Because Fineman's right -- what good's watching a press conference when you know what's going to happen? Every time there's a press conference of something -- be it a presidential press conference, State of the Union address -- there's always the text of the speech or whatever before it goes out. Other than a, you know, a news conference, which is ad-libbed, you don't know what the questions are going to be. But, you know, we all know what's going to happen before it happens. That's the way public relations works.
Then all of a sudden, they set this up. This was a giant surprise, and everybody in Washington -- Fineman was talking about it -- everybody, CBS. CBS broke into programming at 11 o'clock when the Politico thing hit to announce that the Edwards campaign was going to be suspended. Now everybody in Washington and in the drive-by media circles is wondering how the hell this happened. Because it's so unusual. When something leaks from a source close to the campaign about what's going to be at a press conference, that's generally what happens.
Now, I have here the latest blog from Ben Smith at The Politico. I'm going to read it to you. It's called "Getting It Wrong."
"A single, confident source close to John Edwards told me this morning that Edwards was suspending his campaign, and I posted it to the blog at 11:06. My source and I were wrong. The source, whose anonymity I agreed to respect, spoke of the kind of grim prognosis Elizabeth Edwards herself just described hearing before a second round of tests came back. I trusted the source, somebody I've known for several years, and who has always been reliable. And with less than an hour before Edwards was to announce, I unwisely wrote the item without getting a second source. When the campaign pushed back harder than I'd expected, I added that information to the original item, but didn't undo the damage. My apologies to our readers for passing on bad information."
Is it not reasonable to think that perhaps the source purposely passed on something just to set up the surprise that Howard Fineman, drive-by media extraordinaire, thinks is just jolly? Thinks this is great, that something that -- we love surprises in these things.
This is not a criticism. This is -- look, this is P.R. This is how you play the media. People on the other side of the glass -- "I can't believe it. The left-wing blogs are going to be all over this.

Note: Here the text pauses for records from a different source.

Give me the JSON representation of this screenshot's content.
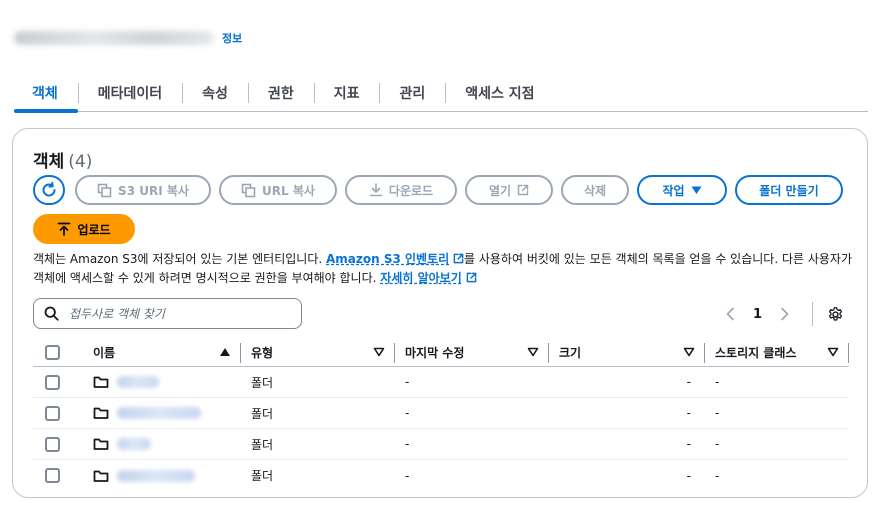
{
  "header": {
    "info_link": "정보"
  },
  "tabs": [
    {
      "label": "객체",
      "active": true
    },
    {
      "label": "메타데이터",
      "active": false
    },
    {
      "label": "속성",
      "active": false
    },
    {
      "label": "권한",
      "active": false
    },
    {
      "label": "지표",
      "active": false
    },
    {
      "label": "관리",
      "active": false
    },
    {
      "label": "액세스 지점",
      "active": false
    }
  ],
  "objects": {
    "title": "객체",
    "count": "(4)",
    "buttons": {
      "copy_s3_uri": "S3 URI 복사",
      "copy_url": "URL 복사",
      "download": "다운로드",
      "open": "열기",
      "delete": "삭제",
      "actions": "작업",
      "create_folder": "폴더 만들기",
      "upload": "업로드"
    },
    "description": {
      "part1": "객체는 Amazon S3에 저장되어 있는 기본 엔터티입니다. ",
      "inventory_link": "Amazon S3 인벤토리",
      "part2": "를 사용하여 버킷에 있는 모든 객체의 목록을 얻을 수 있습니다. 다른 사용자가 객체에 액세스할 수 있게 하려면 명시적으로 권한을 부여해야 합니다. ",
      "learn_more": "자세히 알아보기"
    },
    "search_placeholder": "접두사로 객체 찾기",
    "page": "1",
    "columns": {
      "name": "이름",
      "type": "유형",
      "last_modified": "마지막 수정",
      "size": "크기",
      "storage_class": "스토리지 클래스"
    },
    "rows": [
      {
        "type": "폴더",
        "last_modified": "-",
        "size": "-",
        "storage_class": "-"
      },
      {
        "type": "폴더",
        "last_modified": "-",
        "size": "-",
        "storage_class": "-"
      },
      {
        "type": "폴더",
        "last_modified": "-",
        "size": "-",
        "storage_class": "-"
      },
      {
        "type": "폴더",
        "last_modified": "-",
        "size": "-",
        "storage_class": "-"
      }
    ]
  },
  "colors": {
    "accent": "#0972d3",
    "upload": "#ff9900",
    "disabled": "#9ba7b6",
    "text": "#16191f"
  }
}
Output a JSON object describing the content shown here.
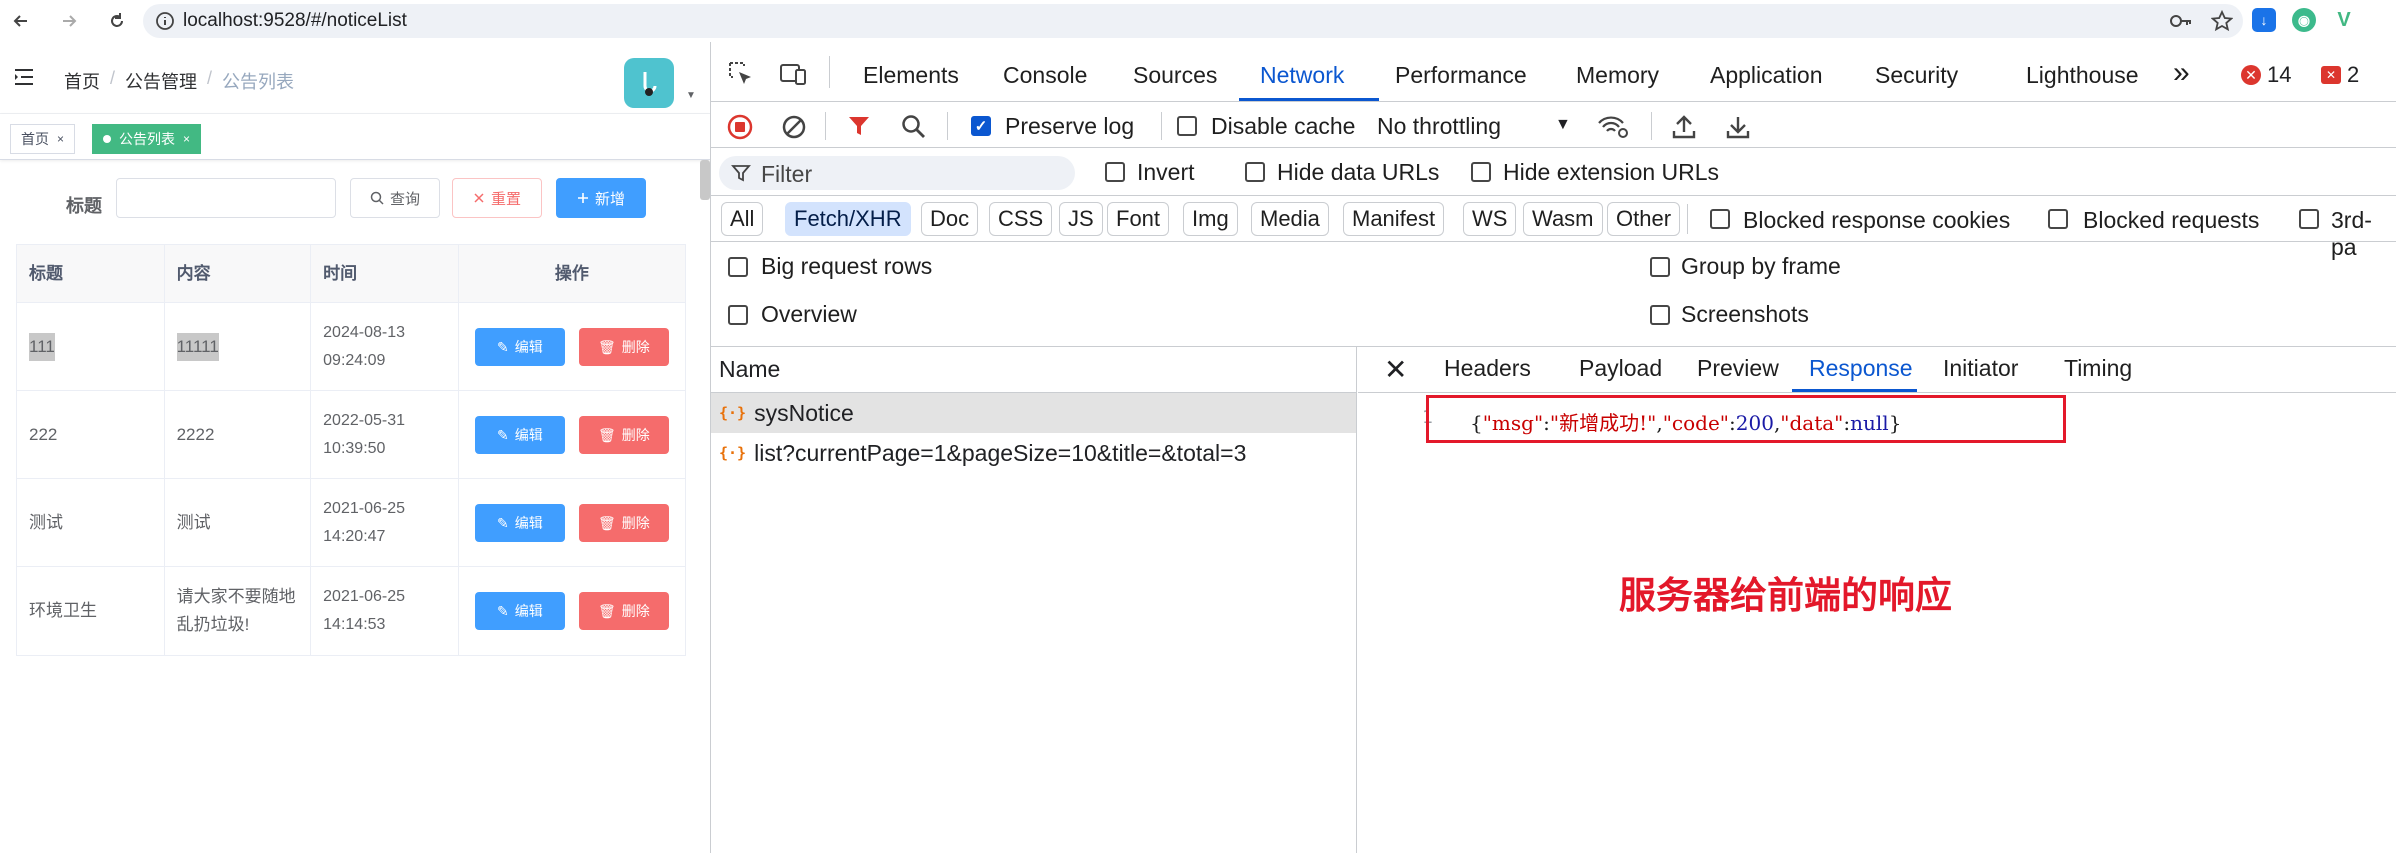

Limbaugh said that the Edwards campaign lied to The Politico." [inaudible] You know, in public relations and politics, just what is a lie and what isn't? It's all a game.
I want to go back and I want you to listen to this Howard Fineman bit one more time, and I want to ax [sic] you as you listen to this if there's something about it -- and I referred to it as "slavish" -- but is there something else about this that strikes you?
Now, let me put this in context. This is Howard Fineman reacting to the news he's just learned in a press conference with John and Elizabeth Edwards that she has incurable cancer. It has spread to the bones. It is Stage Four. Life expectancy here -- survival rate of five years, 20 percent. Survivable rate of five years. She's got -- cancer's treatable, but -- we've all just heard this press conference, essentially saying that she's dying and Edwards is going to keep the campaign going. She's going to be part of it.
See if there's anything that jumps out about -- there's not a secret sentence here that will give it away. There's not a single -- I'm not asking you to listen for something specific. Just the whole bite, and the concept and the tone of it. Is there something here that sort of makes you curious, raises red flags or whatever? Here it is.